Stored data
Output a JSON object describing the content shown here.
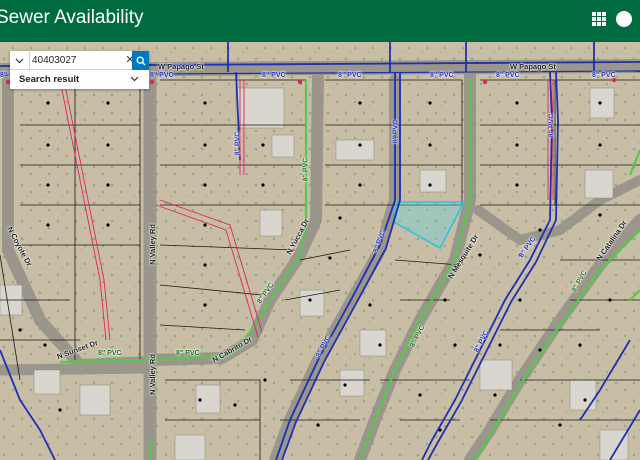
{
  "header": {
    "title": "Sewer Availability",
    "brand_color": "#006b3f"
  },
  "search": {
    "value": "40403027",
    "result_label": "Search result",
    "button_icon": "search-icon",
    "clear_icon": "close-icon",
    "source_icon": "chevron-down-icon",
    "result_icon": "chevron-down-icon"
  },
  "map": {
    "road_labels": {
      "w_papago_west": "W Papago St",
      "w_papago_east": "W Papago St",
      "n_valley_rd": "N Valley Rd",
      "n_valley_rd_south": "N Valley Rd",
      "n_yucca_dr": "N Yucca Dr",
      "n_cabrito_dr": "N Cabrito Dr",
      "n_mesquite_dr": "N Mesquite Dr",
      "n_catalina_dr": "N Catalina Dr",
      "n_coyote_dr": "N Coyote Dr",
      "n_sunset_dr": "N Sunset Dr"
    },
    "pipe_labels": {
      "p1": "8\" PVC",
      "p2": "8\" PVC",
      "p3": "8\" PVC",
      "p4": "8\" PVC",
      "p5": "8\" PVC",
      "p6": "8\" PVC",
      "p7": "8\" PVC",
      "p8": "8\" PVC",
      "p9": "8\" PVC",
      "p10": "8\" PVC",
      "p11": "8\" PVC",
      "p12": "8\" PVC",
      "p13": "8\" PVC",
      "p14": "8\" PVC",
      "p15": "8\" PVC",
      "p16": "8\" PVC",
      "p17": "8\" PVC",
      "p18": "8\" PVC",
      "p19": "8\" PVC",
      "p20": "8\" PVC"
    },
    "colors": {
      "sewer_main": "#1f2fb0",
      "sewer_lateral_red": "#e0245e",
      "pvc_line": "#57c84d",
      "parcel_line": "#1a1a1a",
      "selected_parcel": "#5bd6e8"
    }
  }
}
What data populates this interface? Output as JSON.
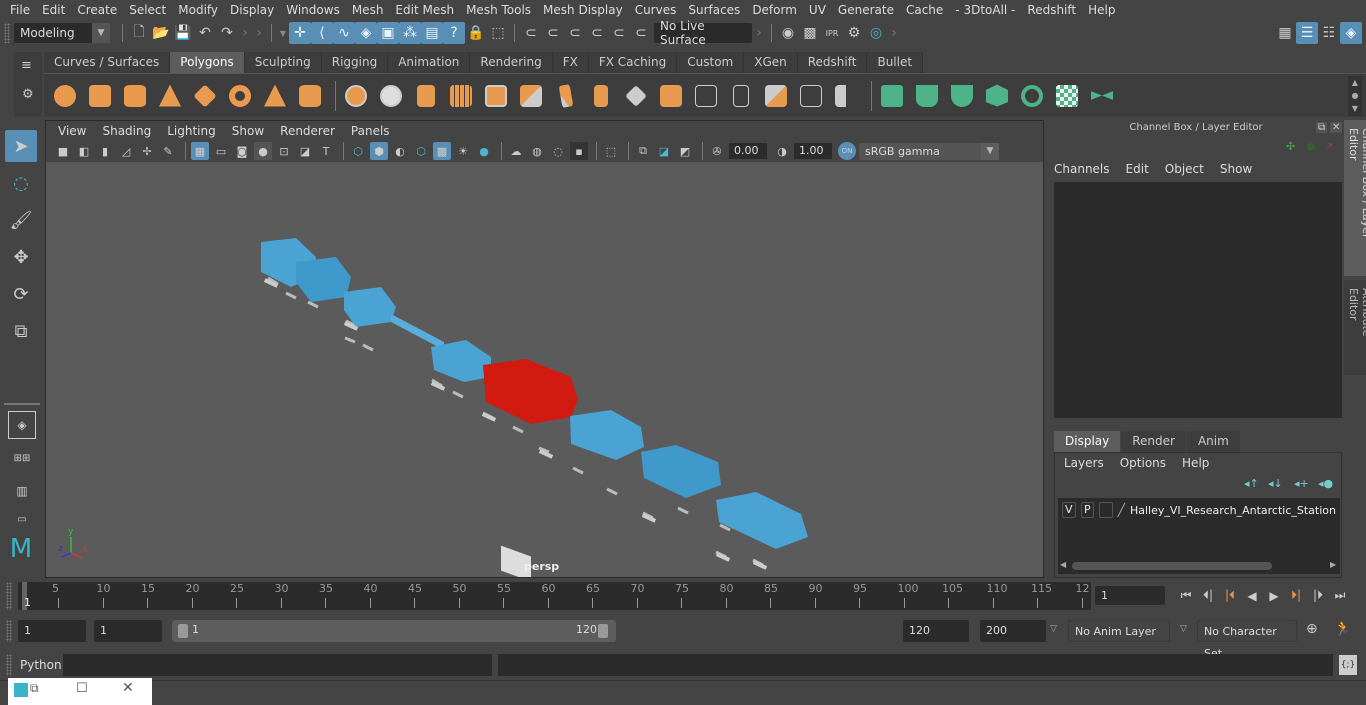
{
  "menubar": {
    "items": [
      "File",
      "Edit",
      "Create",
      "Select",
      "Modify",
      "Display",
      "Windows",
      "Mesh",
      "Edit Mesh",
      "Mesh Tools",
      "Mesh Display",
      "Curves",
      "Surfaces",
      "Deform",
      "UV",
      "Generate",
      "Cache",
      "- 3DtoAll -",
      "Redshift",
      "Help"
    ]
  },
  "statusline": {
    "mode": "Modeling",
    "live_surface": "No Live Surface"
  },
  "shelf": {
    "tabs": [
      "Curves / Surfaces",
      "Polygons",
      "Sculpting",
      "Rigging",
      "Animation",
      "Rendering",
      "FX",
      "FX Caching",
      "Custom",
      "XGen",
      "Redshift",
      "Bullet"
    ],
    "active_tab": "Polygons",
    "orange_icons": [
      "sphere-icon",
      "cube-icon",
      "cylinder-icon",
      "cone-icon",
      "plane-icon",
      "torus-icon",
      "pyramid-icon",
      "pipe-icon"
    ],
    "tool_icons": [
      "combine-icon",
      "separate-icon",
      "mirror-icon",
      "smooth-icon",
      "boolean-icon",
      "reduce-icon",
      "bevel-icon",
      "extrude-icon",
      "bridge-icon",
      "fill-hole-icon",
      "insert-edge-loop-icon",
      "multi-cut-icon",
      "target-weld-icon",
      "merge-icon",
      "quad-draw-icon"
    ],
    "green_icons": [
      "planar-uv-icon",
      "cylindrical-uv-icon",
      "spherical-uv-icon",
      "automatic-uv-icon",
      "unfold-uv-icon",
      "uv-editor-icon",
      "uv-layout-icon"
    ]
  },
  "viewport": {
    "menu": [
      "View",
      "Shading",
      "Lighting",
      "Show",
      "Renderer",
      "Panels"
    ],
    "exposure": "0.00",
    "gamma": "1.00",
    "color_space": "sRGB gamma",
    "color_mgmt": "ON",
    "camera_label": "persp",
    "axis": {
      "x": "x",
      "y": "y",
      "z": "z"
    }
  },
  "channel_box": {
    "title": "Channel Box / Layer Editor",
    "menu": [
      "Channels",
      "Edit",
      "Object",
      "Show"
    ],
    "layer_tabs": [
      "Display",
      "Render",
      "Anim"
    ],
    "active_layer_tab": "Display",
    "layer_menu": [
      "Layers",
      "Options",
      "Help"
    ],
    "layers": [
      {
        "v": "V",
        "p": "P",
        "name": "Halley_VI_Research_Antarctic_Station"
      }
    ]
  },
  "side_tabs": [
    "Channel Box / Layer Editor",
    "Attribute Editor"
  ],
  "timeline": {
    "ticks": [
      "5",
      "10",
      "15",
      "20",
      "25",
      "30",
      "35",
      "40",
      "45",
      "50",
      "55",
      "60",
      "65",
      "70",
      "75",
      "80",
      "85",
      "90",
      "95",
      "100",
      "105",
      "110",
      "115",
      "12"
    ],
    "current_frame_marker": "1",
    "current_frame": "1"
  },
  "range": {
    "start": "1",
    "playback_start": "1",
    "slider_start": "1",
    "slider_end": "120",
    "playback_end": "120",
    "end": "200",
    "anim_layer": "No Anim Layer",
    "character_set": "No Character Set"
  },
  "command": {
    "label": "Python"
  }
}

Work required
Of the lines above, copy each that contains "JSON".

Exercise result
Output a JSON object describing the content shown here.
What data populates this interface? Output as JSON.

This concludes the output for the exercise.